Does the thought of the summer holidays fill you with excitement or leave you feeling stressed out? Whichever camp you are in, research tells us that holidays can be good for our wellbeing.
Our resident GP DR Laura Coia takes a look at why holidays are good for us and how we can make the most of our time off.
Why can holidays be stressful?
There are two ways we tend to feel when a summer holiday is approaching:
- The excitement of having a week or two off work or away from the daily routine
- The anticipation of a holiday somewhere nice with friends or family
- The prospect of enjoying good weather and al fresco dining
- The chance to switch off and get away from the computer and work emails
- The welcome relief of an escape from reality, even if it’s only for a short time
- The opportunity to relax and recharge the batteries
- The stress of having to organise and pack for yourself and often the whole family
- The pressure of spending an intense period of time with a partner, family or friends
- The stress of having to look after young children 24/7
- The holiday envy of seeing where your FB and Insta friends are heading – and the ‘perfect’ time they appear to be having
- The expense of paying for food, travel and entertainment
- The struggle to take toddlers and all their gear, or moody teenagers, away with you
- The stress of having to wear swimwear or more revealing summer clothes
- The fear that those new habits you’ve been building could be ruined by overindulgence
The latter are just a few of the reasons that summer holidays can sometimes turn out to be less than the relaxing break we had hoped for. We often set unrealistic expectations for ourselves that we can’t possibly meet and therefore we feel we’ve let people down by not achieving them. We try to cram way too much in. We stress about making everything ‘perfect’. We plan things with military precision – from what we’re doing to what we’ll wear.
Although the intent is to create the ideal holiday, in reality this often leads to exhaustion and potential conflict with the people you were hoping to enjoy time with. And then there’s the “I’m going to change everything when I get home” feeling, where we suddenly feel awful about ourselves and decide we’re going to overhaul our lives when we get home.
The result of all this can lead many of us to feel completely exhausted and stressed out – the exact opposite to what we were hoping to achieve by having a break in the first place.
For those who don’t get the dollop of dopamine at the prospect of a holiday, there are ways you can pivot your perspective to help manage the prospect more positively and as a result, enable you to relax more quickly and enjoy the time off.
Why we love the anticipation of a summer holiday
Travel is often linked to happiness. Counting down the days and hours to a holiday definitely makes you feel excited. How many of us have ticked off the days on the calendar or downloaded a holiday countdown app?
Research has shown that this anticipation can be a stronger feeling than the actual experience of the holiday. A study by Cornell University argued that people are happier when spending their money on doing something rather than buying a material possession because it allowed them to connect with others and share their story of that experience.

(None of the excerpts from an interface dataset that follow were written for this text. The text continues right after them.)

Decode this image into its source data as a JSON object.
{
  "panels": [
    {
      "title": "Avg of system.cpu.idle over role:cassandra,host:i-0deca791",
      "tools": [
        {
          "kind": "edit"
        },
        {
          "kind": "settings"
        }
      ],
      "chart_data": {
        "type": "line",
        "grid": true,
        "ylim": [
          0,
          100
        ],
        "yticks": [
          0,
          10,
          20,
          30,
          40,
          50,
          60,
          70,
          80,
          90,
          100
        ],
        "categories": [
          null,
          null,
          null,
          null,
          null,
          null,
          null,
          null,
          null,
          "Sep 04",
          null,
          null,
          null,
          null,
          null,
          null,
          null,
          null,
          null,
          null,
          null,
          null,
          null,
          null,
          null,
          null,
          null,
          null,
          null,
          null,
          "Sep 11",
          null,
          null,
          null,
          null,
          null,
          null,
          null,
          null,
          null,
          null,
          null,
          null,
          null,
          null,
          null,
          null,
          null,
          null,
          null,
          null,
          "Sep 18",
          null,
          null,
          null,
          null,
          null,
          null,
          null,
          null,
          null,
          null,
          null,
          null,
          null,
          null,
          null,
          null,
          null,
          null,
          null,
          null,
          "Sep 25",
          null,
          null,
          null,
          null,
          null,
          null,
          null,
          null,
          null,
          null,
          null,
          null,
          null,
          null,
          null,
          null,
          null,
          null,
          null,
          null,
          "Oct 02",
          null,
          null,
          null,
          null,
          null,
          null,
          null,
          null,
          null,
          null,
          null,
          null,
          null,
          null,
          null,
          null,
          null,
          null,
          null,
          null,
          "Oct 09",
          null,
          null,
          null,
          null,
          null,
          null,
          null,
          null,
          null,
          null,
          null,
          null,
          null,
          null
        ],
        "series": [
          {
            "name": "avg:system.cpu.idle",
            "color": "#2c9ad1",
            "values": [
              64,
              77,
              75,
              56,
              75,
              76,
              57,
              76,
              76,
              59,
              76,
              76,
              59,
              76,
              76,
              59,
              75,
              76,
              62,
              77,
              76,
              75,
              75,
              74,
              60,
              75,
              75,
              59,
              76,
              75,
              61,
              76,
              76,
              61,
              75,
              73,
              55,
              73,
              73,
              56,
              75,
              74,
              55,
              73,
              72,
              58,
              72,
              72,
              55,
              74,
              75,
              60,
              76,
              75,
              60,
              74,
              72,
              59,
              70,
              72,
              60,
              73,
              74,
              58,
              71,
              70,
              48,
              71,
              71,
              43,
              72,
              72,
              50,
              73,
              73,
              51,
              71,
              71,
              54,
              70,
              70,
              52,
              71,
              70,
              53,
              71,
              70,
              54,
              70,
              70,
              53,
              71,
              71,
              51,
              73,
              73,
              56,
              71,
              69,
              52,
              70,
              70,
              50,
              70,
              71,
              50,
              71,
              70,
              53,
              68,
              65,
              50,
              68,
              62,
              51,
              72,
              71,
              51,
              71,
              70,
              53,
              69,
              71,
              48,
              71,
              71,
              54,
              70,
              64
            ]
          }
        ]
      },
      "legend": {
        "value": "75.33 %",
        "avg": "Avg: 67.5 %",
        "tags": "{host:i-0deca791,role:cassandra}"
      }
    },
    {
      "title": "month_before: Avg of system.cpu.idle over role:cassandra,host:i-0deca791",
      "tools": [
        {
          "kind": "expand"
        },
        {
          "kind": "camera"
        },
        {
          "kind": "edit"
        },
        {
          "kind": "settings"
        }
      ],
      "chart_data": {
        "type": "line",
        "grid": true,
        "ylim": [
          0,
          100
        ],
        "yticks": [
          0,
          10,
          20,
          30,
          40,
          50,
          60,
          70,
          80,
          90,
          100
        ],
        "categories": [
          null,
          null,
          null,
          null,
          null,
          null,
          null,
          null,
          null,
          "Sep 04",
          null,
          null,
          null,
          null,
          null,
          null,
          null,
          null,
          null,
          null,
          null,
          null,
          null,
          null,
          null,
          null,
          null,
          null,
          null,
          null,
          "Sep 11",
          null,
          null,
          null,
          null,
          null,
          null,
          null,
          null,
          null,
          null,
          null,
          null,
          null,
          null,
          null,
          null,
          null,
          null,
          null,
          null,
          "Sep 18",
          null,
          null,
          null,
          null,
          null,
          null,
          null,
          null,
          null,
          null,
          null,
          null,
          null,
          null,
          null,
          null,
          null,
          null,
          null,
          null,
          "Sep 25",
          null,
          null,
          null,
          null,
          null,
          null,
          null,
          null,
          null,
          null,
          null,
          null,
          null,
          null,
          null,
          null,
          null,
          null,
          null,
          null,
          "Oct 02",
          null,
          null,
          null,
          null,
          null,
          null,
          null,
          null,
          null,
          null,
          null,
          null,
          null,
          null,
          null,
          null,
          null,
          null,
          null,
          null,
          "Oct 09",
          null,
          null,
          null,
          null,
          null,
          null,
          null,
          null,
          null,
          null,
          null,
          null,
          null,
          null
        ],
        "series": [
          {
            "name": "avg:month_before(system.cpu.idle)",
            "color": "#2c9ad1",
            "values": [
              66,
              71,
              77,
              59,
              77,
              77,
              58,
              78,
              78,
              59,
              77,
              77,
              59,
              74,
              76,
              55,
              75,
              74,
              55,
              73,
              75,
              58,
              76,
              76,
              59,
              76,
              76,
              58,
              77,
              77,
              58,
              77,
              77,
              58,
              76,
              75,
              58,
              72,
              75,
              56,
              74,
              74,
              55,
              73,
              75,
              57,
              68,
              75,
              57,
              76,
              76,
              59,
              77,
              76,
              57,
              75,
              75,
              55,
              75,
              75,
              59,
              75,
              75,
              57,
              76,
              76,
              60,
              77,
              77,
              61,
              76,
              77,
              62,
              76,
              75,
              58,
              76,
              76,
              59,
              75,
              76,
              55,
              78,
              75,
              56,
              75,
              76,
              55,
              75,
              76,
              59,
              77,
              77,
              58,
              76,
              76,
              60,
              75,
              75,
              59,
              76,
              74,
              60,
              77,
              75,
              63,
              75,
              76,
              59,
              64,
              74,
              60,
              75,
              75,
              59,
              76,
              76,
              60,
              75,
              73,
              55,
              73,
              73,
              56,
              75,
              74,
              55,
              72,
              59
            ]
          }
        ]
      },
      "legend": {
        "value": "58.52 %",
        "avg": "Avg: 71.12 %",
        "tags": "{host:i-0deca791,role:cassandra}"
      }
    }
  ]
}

Planning for a holiday encourages us to be optimistic. We start thinking about what it will be like, the fun we’re going to have, the places we will go, how our lives will be enriched by new experiences. The thought of being free from laptops and endless streams of emails and juggling demanding workloads can be very liberating.
Why holidays are good for our mental health
Our mind needs a rest sometimes. The relentless nature of work, long hours spent in front of a computer screen or in physically demanding jobs, meeting deadlines, pressures for hitting sales targets – all this can lead to stress and trouble with sleeping and low mood. Those of us who care for relatives often find our own needs lie at the bottom of the pile and having a holiday is our opportunity to ‘re-fill our cup’.
By completely unplugging, switching off the phone, not looking at emails, not having to constantly achieve, we can take the chance to relax and gain a fresh perspective. We also usually spend more time outdoors and in nature on holiday. Often somewhere sunny.
Many of us spend less time looking at our watches and most of us turn off our morning alarm. All of these things help improve our mood and reduce stress. Being firm with yourself in doing this will ensure you reap the benefits.
Why holidays are good for our physical health
Summer holidays offer us the chance to spend more time resting. One of the most important aspects of this is sleep, something that is essential for brain function. Decent sleep not only helps lift our mood and boost our decision-making, it is also good for our physical health. Lack of sleep has been increasingly linked to a higher risk of certain medical conditions such as Type 2 diabetes, heart disease and high blood pressure. One study suggested longer holidays away from work help us live longer – now that’s what I call an incentive!
The move away from ‘work mode’ brings other physical health benefits. Too many people don’t switch off and keep checking their phones when they are on holiday because they’re worried about the extra workload when they get back, but we really should be more comfortable being away from work. Reduction in stress by taking time off can help reduce the risk of stress-related health conditions.
Make the most of your summer holidays
Holidays are fleeting so try to make the most of them without causing yourself more stress. The reality is, that life will most probably fall back into the same routine as it was in before you took a break – and that’s ok – but for a week or two at least, you will have slowed down the pace of life a little and that really is good for you.